= EXERCISE DESCRIPTION =
The reply must consist of one number: how many lines of the data include the word "index".

= SUPPLIED RECORDS =

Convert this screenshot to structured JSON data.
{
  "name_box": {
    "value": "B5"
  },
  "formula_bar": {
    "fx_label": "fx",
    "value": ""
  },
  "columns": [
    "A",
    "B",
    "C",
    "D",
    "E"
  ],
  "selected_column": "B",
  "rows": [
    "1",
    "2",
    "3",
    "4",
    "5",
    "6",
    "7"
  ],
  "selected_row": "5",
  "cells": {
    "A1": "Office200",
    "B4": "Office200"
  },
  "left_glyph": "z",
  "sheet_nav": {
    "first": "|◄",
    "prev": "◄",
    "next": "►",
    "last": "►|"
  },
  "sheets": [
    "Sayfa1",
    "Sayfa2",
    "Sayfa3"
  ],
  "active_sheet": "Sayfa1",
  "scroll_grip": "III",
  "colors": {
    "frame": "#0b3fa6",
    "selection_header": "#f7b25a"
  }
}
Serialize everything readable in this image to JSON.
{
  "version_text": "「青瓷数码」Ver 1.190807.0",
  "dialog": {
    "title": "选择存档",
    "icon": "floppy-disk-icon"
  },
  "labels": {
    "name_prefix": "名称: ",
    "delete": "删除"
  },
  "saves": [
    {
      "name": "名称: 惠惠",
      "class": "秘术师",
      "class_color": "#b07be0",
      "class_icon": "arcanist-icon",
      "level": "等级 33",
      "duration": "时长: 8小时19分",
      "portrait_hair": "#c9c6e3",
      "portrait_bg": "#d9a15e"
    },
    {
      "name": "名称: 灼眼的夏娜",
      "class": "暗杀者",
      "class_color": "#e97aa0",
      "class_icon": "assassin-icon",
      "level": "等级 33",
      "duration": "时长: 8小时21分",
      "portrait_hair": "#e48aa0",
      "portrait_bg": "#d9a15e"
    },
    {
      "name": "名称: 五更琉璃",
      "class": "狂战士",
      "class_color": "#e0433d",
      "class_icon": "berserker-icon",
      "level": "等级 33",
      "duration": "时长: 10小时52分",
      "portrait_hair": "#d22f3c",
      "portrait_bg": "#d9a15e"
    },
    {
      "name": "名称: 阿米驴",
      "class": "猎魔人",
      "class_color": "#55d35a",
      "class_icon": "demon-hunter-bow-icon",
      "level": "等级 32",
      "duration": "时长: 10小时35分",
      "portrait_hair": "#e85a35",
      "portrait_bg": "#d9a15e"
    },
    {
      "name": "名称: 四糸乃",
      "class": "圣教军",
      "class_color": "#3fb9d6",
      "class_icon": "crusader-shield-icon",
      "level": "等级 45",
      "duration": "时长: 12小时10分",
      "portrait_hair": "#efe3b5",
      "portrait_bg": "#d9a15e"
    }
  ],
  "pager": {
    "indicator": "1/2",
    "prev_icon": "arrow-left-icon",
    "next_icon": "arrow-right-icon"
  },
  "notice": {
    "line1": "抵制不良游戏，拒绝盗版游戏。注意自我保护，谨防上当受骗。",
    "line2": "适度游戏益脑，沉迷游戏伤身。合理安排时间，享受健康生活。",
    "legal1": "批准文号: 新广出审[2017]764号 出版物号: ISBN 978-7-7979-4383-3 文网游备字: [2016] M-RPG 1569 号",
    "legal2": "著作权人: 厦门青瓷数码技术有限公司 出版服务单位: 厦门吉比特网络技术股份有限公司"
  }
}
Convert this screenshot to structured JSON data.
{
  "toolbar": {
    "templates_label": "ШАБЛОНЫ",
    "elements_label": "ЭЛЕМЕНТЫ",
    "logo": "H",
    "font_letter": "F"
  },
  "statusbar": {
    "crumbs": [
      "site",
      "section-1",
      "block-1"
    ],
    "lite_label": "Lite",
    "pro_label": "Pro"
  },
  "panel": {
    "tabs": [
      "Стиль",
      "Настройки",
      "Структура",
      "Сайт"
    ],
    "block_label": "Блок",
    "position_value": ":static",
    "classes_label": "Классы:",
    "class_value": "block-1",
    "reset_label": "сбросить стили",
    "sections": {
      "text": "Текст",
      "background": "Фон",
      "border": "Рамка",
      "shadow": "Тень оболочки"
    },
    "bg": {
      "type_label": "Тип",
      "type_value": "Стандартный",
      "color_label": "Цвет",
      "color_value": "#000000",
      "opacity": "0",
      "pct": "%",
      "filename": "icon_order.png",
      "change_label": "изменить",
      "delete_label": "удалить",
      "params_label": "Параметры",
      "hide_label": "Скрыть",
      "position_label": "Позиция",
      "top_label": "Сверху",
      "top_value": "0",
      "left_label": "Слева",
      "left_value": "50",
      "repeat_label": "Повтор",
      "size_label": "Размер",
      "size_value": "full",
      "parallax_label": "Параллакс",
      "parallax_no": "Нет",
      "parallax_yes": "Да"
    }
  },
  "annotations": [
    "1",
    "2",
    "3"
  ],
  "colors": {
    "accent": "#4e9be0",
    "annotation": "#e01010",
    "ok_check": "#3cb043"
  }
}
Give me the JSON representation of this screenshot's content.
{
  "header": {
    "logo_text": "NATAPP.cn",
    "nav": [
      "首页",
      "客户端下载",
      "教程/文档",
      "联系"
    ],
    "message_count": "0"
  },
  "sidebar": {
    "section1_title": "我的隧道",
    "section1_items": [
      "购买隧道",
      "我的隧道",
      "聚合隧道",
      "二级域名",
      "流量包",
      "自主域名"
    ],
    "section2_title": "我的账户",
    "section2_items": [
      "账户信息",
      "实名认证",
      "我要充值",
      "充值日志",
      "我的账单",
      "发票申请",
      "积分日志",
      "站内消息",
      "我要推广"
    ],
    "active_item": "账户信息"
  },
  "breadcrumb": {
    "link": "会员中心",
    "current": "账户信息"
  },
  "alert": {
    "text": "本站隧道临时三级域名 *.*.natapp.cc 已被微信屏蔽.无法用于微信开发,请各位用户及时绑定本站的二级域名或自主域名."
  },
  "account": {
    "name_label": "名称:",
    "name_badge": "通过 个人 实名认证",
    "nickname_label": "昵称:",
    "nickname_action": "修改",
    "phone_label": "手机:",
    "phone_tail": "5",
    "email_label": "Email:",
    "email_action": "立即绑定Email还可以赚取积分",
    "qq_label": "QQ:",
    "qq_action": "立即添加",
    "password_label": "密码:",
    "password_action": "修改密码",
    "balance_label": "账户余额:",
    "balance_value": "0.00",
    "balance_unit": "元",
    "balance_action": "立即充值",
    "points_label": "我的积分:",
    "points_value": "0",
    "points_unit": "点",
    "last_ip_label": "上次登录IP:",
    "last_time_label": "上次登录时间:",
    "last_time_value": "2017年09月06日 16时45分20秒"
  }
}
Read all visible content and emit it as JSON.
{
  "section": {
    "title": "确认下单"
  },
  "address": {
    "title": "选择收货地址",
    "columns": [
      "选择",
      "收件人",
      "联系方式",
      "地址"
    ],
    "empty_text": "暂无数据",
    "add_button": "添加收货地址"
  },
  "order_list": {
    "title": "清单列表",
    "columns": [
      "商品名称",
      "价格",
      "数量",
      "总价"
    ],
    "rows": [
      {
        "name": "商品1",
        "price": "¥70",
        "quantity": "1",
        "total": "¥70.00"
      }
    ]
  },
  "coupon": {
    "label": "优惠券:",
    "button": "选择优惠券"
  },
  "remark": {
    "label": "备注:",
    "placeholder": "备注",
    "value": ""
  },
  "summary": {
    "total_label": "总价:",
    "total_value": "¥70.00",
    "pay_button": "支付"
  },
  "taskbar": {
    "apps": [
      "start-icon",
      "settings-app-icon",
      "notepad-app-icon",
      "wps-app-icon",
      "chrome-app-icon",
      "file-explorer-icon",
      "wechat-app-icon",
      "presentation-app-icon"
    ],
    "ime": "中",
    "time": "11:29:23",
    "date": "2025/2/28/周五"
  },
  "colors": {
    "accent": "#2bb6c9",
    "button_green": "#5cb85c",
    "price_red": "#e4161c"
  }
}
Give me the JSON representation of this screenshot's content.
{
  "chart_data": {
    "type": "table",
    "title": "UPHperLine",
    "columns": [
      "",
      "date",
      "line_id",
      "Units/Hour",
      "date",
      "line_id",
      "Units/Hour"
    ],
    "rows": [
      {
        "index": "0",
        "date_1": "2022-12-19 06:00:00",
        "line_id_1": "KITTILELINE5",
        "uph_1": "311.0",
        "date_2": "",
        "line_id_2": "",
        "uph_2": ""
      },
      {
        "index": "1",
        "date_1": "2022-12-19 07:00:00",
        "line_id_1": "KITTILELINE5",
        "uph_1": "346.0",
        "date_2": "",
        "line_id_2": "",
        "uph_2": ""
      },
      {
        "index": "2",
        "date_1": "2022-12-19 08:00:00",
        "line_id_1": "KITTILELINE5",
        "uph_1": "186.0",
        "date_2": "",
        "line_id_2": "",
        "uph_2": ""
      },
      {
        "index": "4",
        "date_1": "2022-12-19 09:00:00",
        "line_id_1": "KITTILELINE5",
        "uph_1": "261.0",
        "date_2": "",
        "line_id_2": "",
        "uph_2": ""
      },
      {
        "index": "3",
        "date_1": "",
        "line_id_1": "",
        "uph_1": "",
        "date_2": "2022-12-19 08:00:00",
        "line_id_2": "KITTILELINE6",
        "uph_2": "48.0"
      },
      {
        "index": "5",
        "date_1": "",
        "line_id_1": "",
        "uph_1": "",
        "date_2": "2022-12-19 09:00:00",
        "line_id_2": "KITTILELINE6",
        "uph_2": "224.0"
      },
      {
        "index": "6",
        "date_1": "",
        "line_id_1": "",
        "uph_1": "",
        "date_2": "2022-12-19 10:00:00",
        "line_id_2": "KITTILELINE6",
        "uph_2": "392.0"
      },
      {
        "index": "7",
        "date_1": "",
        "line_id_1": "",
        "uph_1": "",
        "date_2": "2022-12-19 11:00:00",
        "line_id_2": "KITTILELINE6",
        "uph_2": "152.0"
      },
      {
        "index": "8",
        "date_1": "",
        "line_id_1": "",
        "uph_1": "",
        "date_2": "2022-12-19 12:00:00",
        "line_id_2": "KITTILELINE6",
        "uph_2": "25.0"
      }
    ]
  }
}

= ANSWER SECTION =
9